“There's always been passionate people that had ideas and wanted to do things,” said Josh Schepis, who helped start the volunteer movement with a list of ideas he compiled while umpiring the tournament last summer. “This is an avenue for all those people with ideas, who can roll their sleeves up and make something happen.”
The group met Monday night at Lawrence-Dumont Stadium — seven volunteers and NBC operations manager Kevin Jenks — to continue planning. The biggest idea is a barbecue contest on Aug. 10, before the championship game. The group is recruiting team ambassadors and restaurants to donate meals for teams. They are looking for youth teams willing to pick up trash in Lawrence-Dumont Stadium in return for tickets. Scouts will evaluate players on Aug. 2 and the volunteers need to find people willing to help that afternoon.
“A lot of us are baseball fans,” volunteer Niki Manbeck said. “We’ve grown up with the NBC. We want to hold events that tell people, ‘Hey, we’re still around.’”
From Schepis’ list and conversations with Jenks and tournament director Casey Walkup sprung a network of volunteers and plans. A lack of time kept this summer’s plans modest. The volunteers want to do more in the future.
The biggest hope is to increase attendance and make the NBC a destination during early August, even for people who don’t know a Stud from a Glacier Pilot.
“We’re trying to make it more of an event,” Jenks said. “If you go to the Big 12 tournament, or the College World Series, there’s an event around the event.”
Schepis borrowed the idea of team ambassadors from the NJCAA men’s basketball tournament in Hutchinson. The ambassadors will act as a tour guide for the team’s stay in Wichita, providing a person with local knowledge as a ready resource for directions, restaurant recommendations or a movie theater on an off day. Volunteers are helping find restaurants to donate 35 meals per team before or after games. On Wednesday, Schepis took pocket schedules to businesses and Manbeck compiled the rules for the cooking competition. For $8, fans can test the meat, vote for a winner and get a ticket to the game.

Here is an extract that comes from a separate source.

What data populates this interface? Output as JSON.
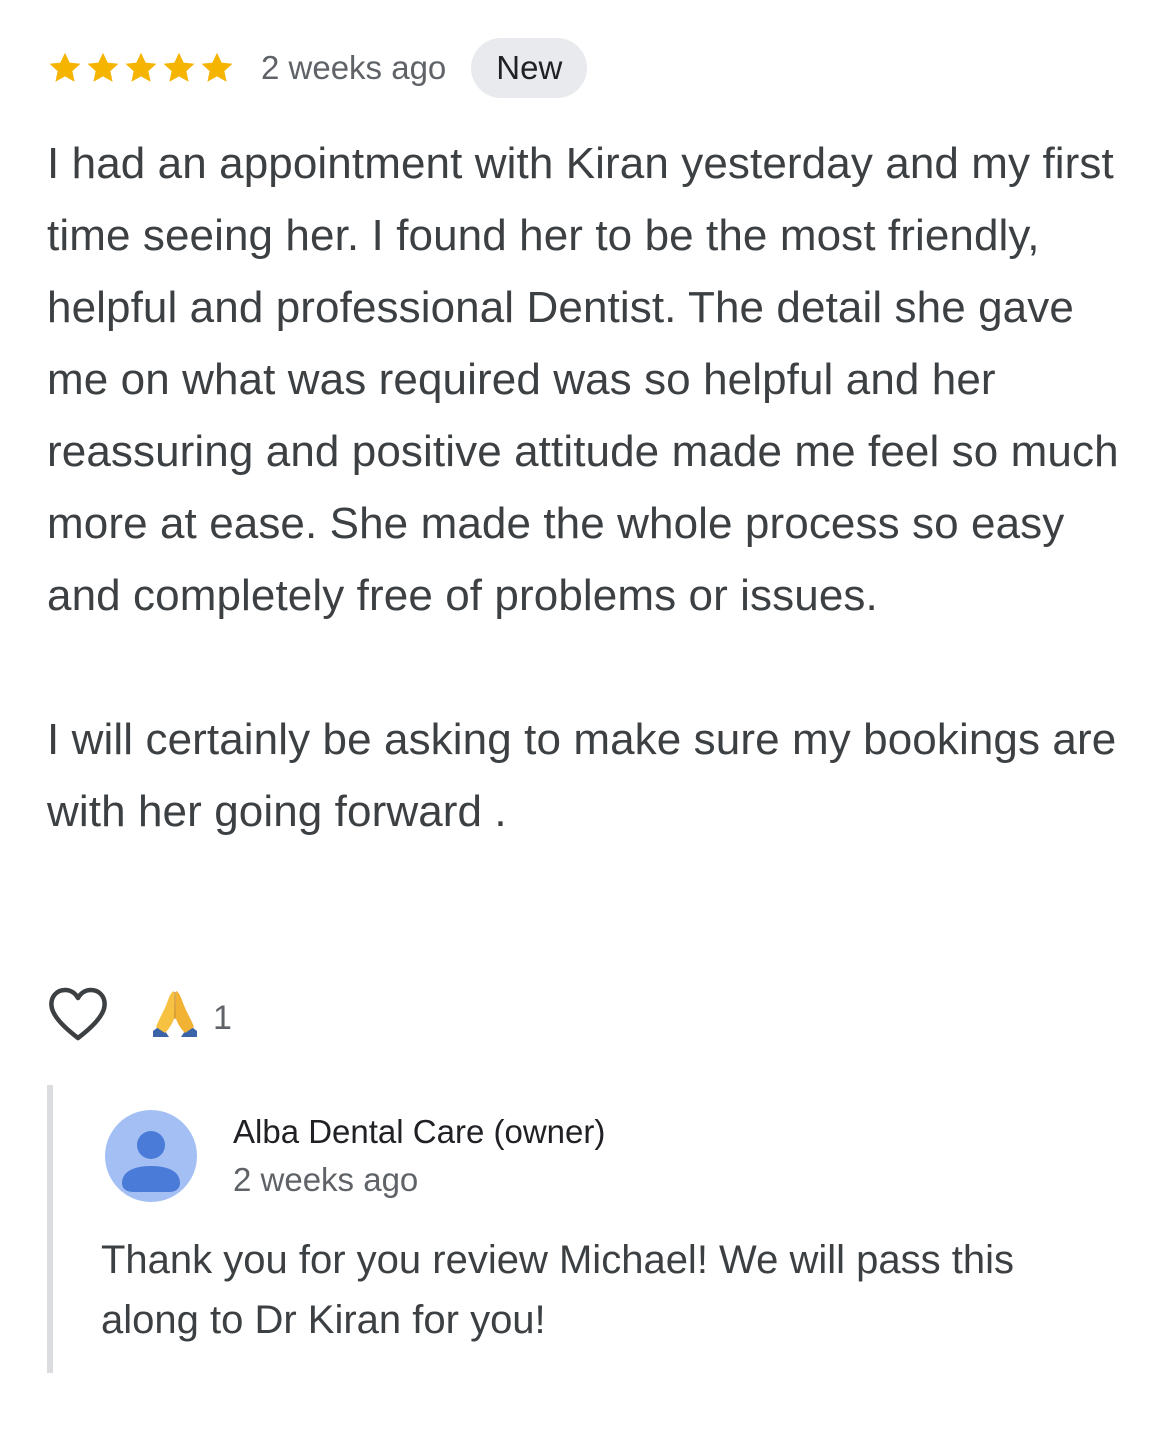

“It’s a shot in the arm,” Jenks said. “I’ve had people from California to Texas say they want to come in early and help volunteer.”
In May, an audit revealed financial problems that appeared to threaten the tournament’s future. In 2012, it netted $1,100. Jenks wants to get the focus back on baseball this summer.
“The NBC isn’t and wasn’t in as bad of shape as people maybe perceived it to be,” he said. “I’m really energized because I see where this can really go. The volunteers have been a big part of that.”